I ran the Denver RnR half-marathon this morning. It was a beautiful sunny day with temps in the lower 50′s.
I wasn’t sure what to expect of myself for this race but felt comfortable predicting a projected finish time of 1:45. So, despite the altitude and all of the injuries I’ve suffered this year I was pleasantly surprised when everything fell together and I finished the race with a time of 1:39:40, a full 5 minutes faster than predicted!
Have you ever had one of those races or runs where everything just seems to come together nicely and jives harmoniously? Well, that’s what happened today during this run despite a bad start.
I say I had a bad start because I shared corral 2 with a lot of runners who perhaps did not belong in that corral. A lot of the runners started slow and continued a slow tightly clustered pace making it very difficult for me to get around them and find my pace. It wasn’t until I reached .58 mile that the crowd of runners began to disperse and I was able to find my pace and stay there without interruption from my fellow runners.
To give you an idea of how slow we were moving in corral 2, by the time I hit the one mile mark, though, my watch read 9:21. That was much slower than I had wanted to start but I guess that’s the way things go when you are running a race with 16,000 other folks.
My sea-level accustomed body suffered greatly during the hills. My pace was significantly reduced every time I hit a hill. I quickly learned who the locals were because those runners flew past me during the hills. I would then catch those very runners again on the flats only to fall behind again and again as the hills came and went during this race. All of my Thunderbolt bridge hill training didn’t pay off, dangit!
The race course was phenomenal. The race planners smartly routed the half marathon through some of the prettiest areas of downtown Denver. Denver is such a beautiful city!
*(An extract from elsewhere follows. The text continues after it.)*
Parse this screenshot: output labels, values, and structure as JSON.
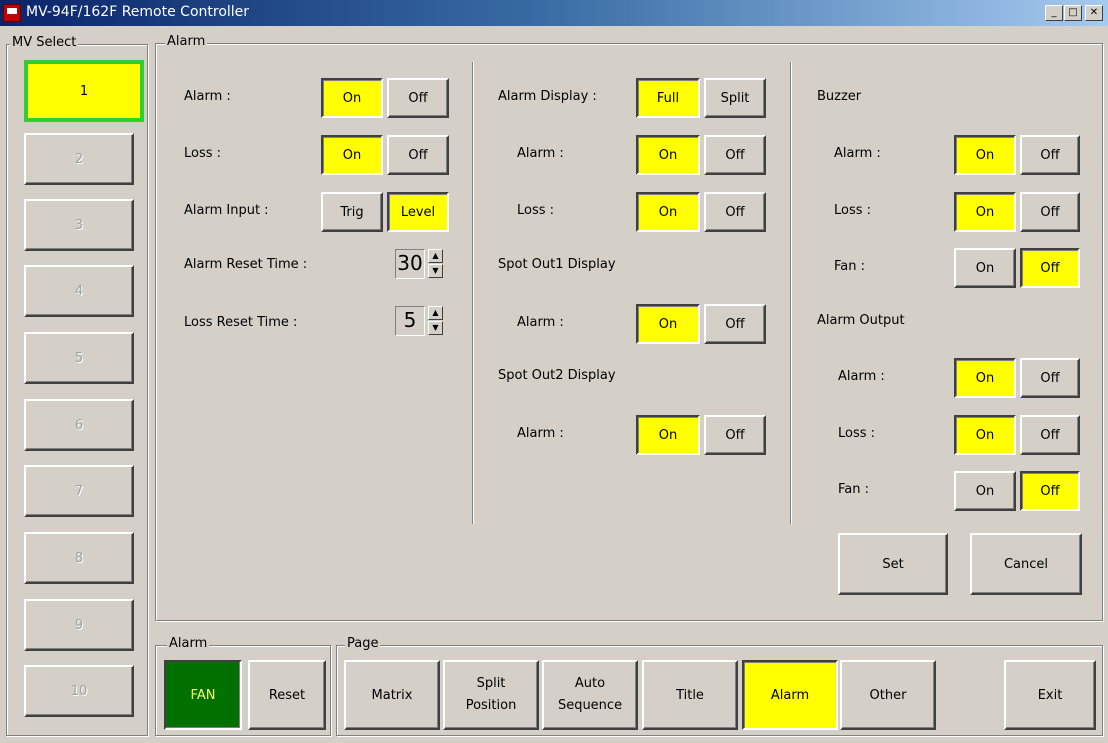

I love this city and call it my second home.
Just as they did in Savannah last year, the Rock n Roll team put together a very tight and well-organized race. At the end of the race there was plenty of food, water and refreshments readily available. The bands they had stationed along the half-marathon route were outstanding! The band that was playing in the amphitheater at the finish line was phenomenal. And, the Denver spectators were great in cheering the runners and lifting our spirits.
These are my running stats according to my Timex Ironman Run Trainer:
- calories burnt: 1910
- total descent: 1067′
- total ascennt: 1079′
- minimum altitude: 5189′
- maximum altitude: 5436′
- avg pace: 7:28
- distance: 13.36 miles
- minimum heart rate: 98 bpm
- peak heart rate: 132 bpm
- avg heart rate: 118 bpm
Although, the 1:39:40 finish time was not a pr it was well enough to please me greatly. I think I tend to handle altitude better than the average person but having lived in the Low Country for as long as I have, anything over 10 feet above sea level has me huffing and puffing hard! The hills during this race certainly taxed me but I still managed to finish this race with the following stats:
- overall: 370 out of 8138 runners
- division: 45 out of 440
- my chip (official) time: 1:39:40
- official pace: 7:37
Another great thing about this race was that my older brother, Bobby, was in it. Bobby is the reason I’m a runner today. Bobby started running at a very young age and ran his first marathon at 17 years of age with a finish time of 2:40. Yeah, that was fast. Today, at 48 years of age, my brother is still kicking pretty good. He did the marathon and had a finish time of 3:28. After hearing my brother’s finish time, our mother said, “not bad for an old man.” I responded, “not bad for anybody!” I’m very proud of Bobby and thank him whole-heartedly for introducing me to best sport ever, running!
Next comes the RnR Savannah! I am very excited about getting back home and preparing for the RnR Savannah half marathon. Yes, I’m going to do the RnR half marathon. I’m doing the half because I think I may be able to pr at sea level.
My half marathon pr is 1:34 which I did two years ago during the Tybee half marathon. It’s going to be tough for me to beat 1:34 but with this recent experience in Denver I feel hopeful that I can beat 1:34. I’ll keep my fingers crossed and train hard for the next few weeks.
Thank you all that have supported me as I prepared for this race. Knowing that I have running friends in Savannah cheering me as I raced in Denver was a boost to my confidence and overall drive.
I look forward to racing in my beloved Savannah again and among great friends.
peace to all of you.